Cuban culture has mastered a mixture of different currents. This allowed her to overcome in her most successful works the barrier between classical and popular, between the so-called art genres and communal folklore creativity. When the topic of conversation is “sleep” – a musical genre that embodies the Spanish and African heritage, the original Cuban rhythm, known in one of its variants as “salsa”, – we talk about the famous traditional septets “El Abanero” or “Vieja trova santjaguera”, about the orchestras that made up an entire era, such as the cha-cha-cha masters “Aragon” and “Horrin” or “Arcagno and sus maravillas”, and the ensembles “Casino”, “Sonora matancera”, “Arsenio Rodriguez” or about those that now enliven Cuban evenings in the tourist centers of the island, and about the poetry of Nicolás Guillén,
The same is happening with the visual arts: from Wifredo Lama, a friend of Picasso who was fascinated by surrealism and combined European, African and Asian elements in his classic painting “The Jungle”, located in the Museum of Modern Art in New York, to Raul Martinez, who took on “pop art” weaponry to portray the heroes of today’s Cuba; here is the sensationalism of Victor Manuel, a whole collection of images of Havana, Flora and the carnivals of René Portocarrero, the roosters of Mariano Rodriguez, the stained glass windows of Amelia Pelaez, the horsemen of Carlos Henriquez, the fantasies of Fidelio Ponce and the profiles of women and miliciano Cabrero Moreno.
Cuban prima ballerina Alicia Alonso brought the best achievements of the world ballet into the dance art, in order to replenish it with our richness of emotions and gestures, to create what is today called the Cuban school of ballet. There are also achievements and successes in the field of modern and folklore dance, where there are many outstanding performers.
Cuban theatrical life is varied and rich.
José Lezama Lima – known worldwide for his novel “Paradise” – combined the mystique of Gongora with the secrets of Havana interiors, where you can hide from the tropical boiling of the streets. The Cuban cultural panorama would not be complete without the names of such prominent writers and literary critics as Juan Marinello and José Antonio Portuondo.
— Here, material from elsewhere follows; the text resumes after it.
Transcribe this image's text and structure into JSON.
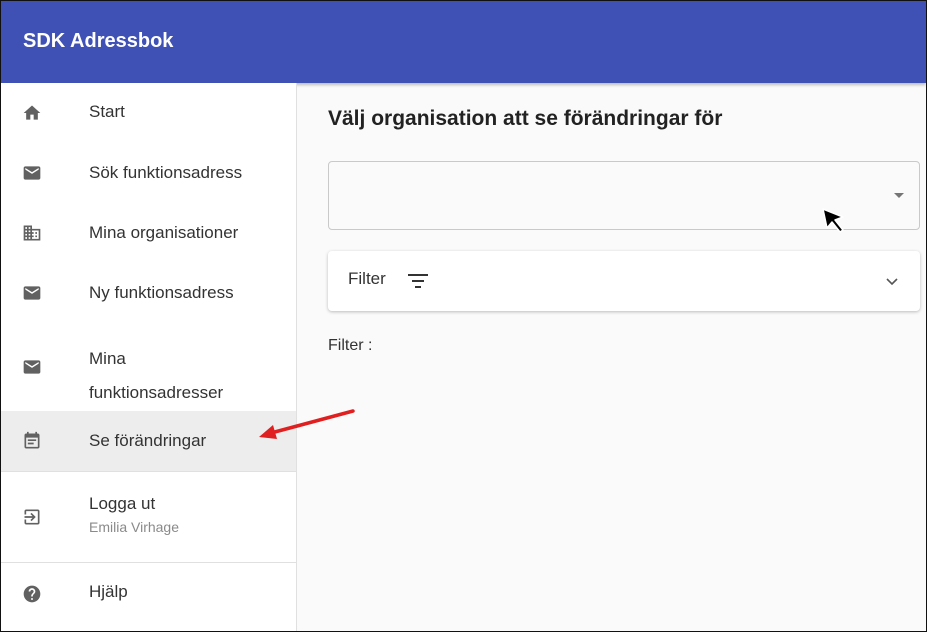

The poetics of Nicolás Guillén remains unsurpassed as well. He included folklore and social protest in his work, often acquiring epic power from him. And what about the poetic work of Manuel Navarro Luna and his social role? And what about Dulce Maria Lojonas, the greatest poetess who won the Cervantes Prize, which is awarded to the best Spanish-language writers? Roberto Fernandez Retamar, Pablo Armando Fernandez, Miguel Barnet, Francisco de Oraa and the acclaimed masters of verse Eliseo Diego, Cynthio Vitier and Finna Garcia Marrus are Cubans who express in their works the ideals of hope and love and the greatness of the human spirit.
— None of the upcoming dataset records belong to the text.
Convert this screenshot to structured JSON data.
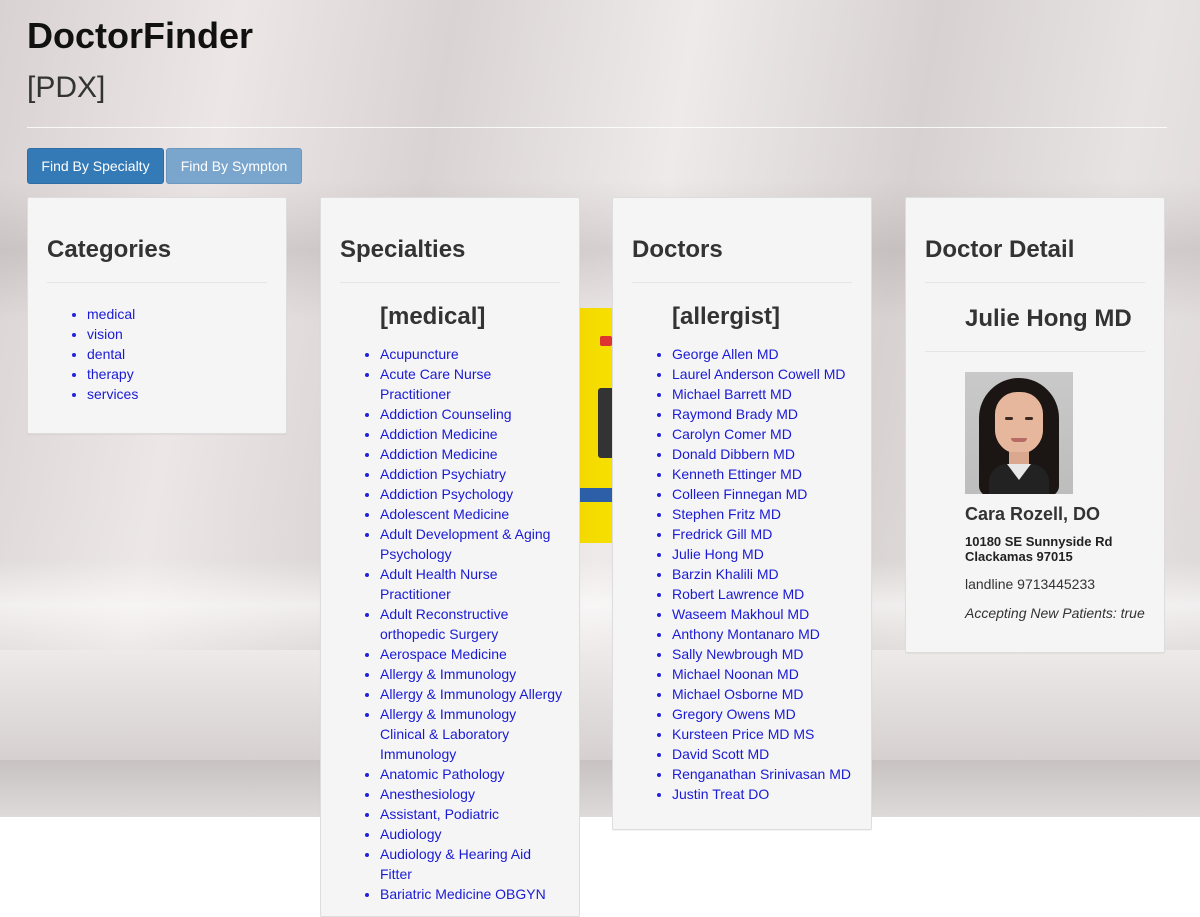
{
  "header": {
    "title": "DoctorFinder",
    "subtitle": "[PDX]"
  },
  "buttons": {
    "specialty": "Find By Specialty",
    "symptom": "Find By Sympton"
  },
  "categories": {
    "heading": "Categories",
    "items": [
      "medical",
      "vision",
      "dental",
      "therapy",
      "services"
    ]
  },
  "specialties": {
    "heading": "Specialties",
    "selected": "[medical]",
    "items": [
      "Acupuncture",
      "Acute Care Nurse Practitioner",
      "Addiction Counseling",
      "Addiction Medicine",
      "Addiction Medicine",
      "Addiction Psychiatry",
      "Addiction Psychology",
      "Adolescent Medicine",
      "Adult Development & Aging Psychology",
      "Adult Health Nurse Practitioner",
      "Adult Reconstructive orthopedic Surgery",
      "Aerospace Medicine",
      "Allergy & Immunology",
      "Allergy & Immunology Allergy",
      "Allergy & Immunology Clinical & Laboratory Immunology",
      "Anatomic Pathology",
      "Anesthesiology",
      "Assistant, Podiatric",
      "Audiology",
      "Audiology & Hearing Aid Fitter",
      "Bariatric Medicine OBGYN"
    ]
  },
  "doctors": {
    "heading": "Doctors",
    "selected": "[allergist]",
    "items": [
      "George Allen MD",
      "Laurel Anderson Cowell MD",
      "Michael Barrett MD",
      "Raymond Brady MD",
      "Carolyn Comer MD",
      "Donald Dibbern MD",
      "Kenneth Ettinger MD",
      "Colleen Finnegan MD",
      "Stephen Fritz MD",
      "Fredrick Gill MD",
      "Julie Hong MD",
      "Barzin Khalili MD",
      "Robert Lawrence MD",
      "Waseem Makhoul MD",
      "Anthony Montanaro MD",
      "Sally Newbrough MD",
      "Michael Noonan MD",
      "Michael Osborne MD",
      "Gregory Owens MD",
      "Kursteen Price MD MS",
      "David Scott MD",
      "Renganathan Srinivasan MD",
      "Justin Treat DO"
    ]
  },
  "detail": {
    "heading": "Doctor Detail",
    "name": "Julie Hong MD",
    "photo_icon": "doctor-portrait",
    "doctor_name": "Cara Rozell, DO",
    "address_line1": "10180 SE Sunnyside Rd",
    "address_line2": "Clackamas 97015",
    "phone": "landline 9713445233",
    "accepting": "Accepting New Patients: true"
  },
  "colors": {
    "primary": "#337ab7",
    "primary_light": "#7aa5cc",
    "link": "#2222dd",
    "panel_bg": "#f5f5f5"
  }
}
When the Cubans sing our classic boleros, the words of their songs can convey the bitterness of loss, but most often the songs are filled with joy. If you want to make sure – listen to the voice of the incomparable Benny More. And Cuban jazz is the quintessence of cheerfulness, and this made the Iraker ensemble and virtuoso Chucho Valdez one of the epicenters of the so-called Latin jazz. If the Cubans take up the guitar, like maestro Leo Brouwer and the young talents who today follow in his footsteps, then we will hear both Bach and guaracha. If these are bards like Silvio Rodriguez and Pablo Milanes, you will hear in their work a combination of ardor of heart and sense of duty. And when musical bands play at dance parties, do not miss the opportunity to dance to the music of Los Van Van, the bands of Isaac Delgado and Adalberto Alvarez, the orchestras of NG la Banda, El Charangon de Reve,
The originality of Cuban culture is unthinkable without a smile, and this opens the way for it to any corner of the planet.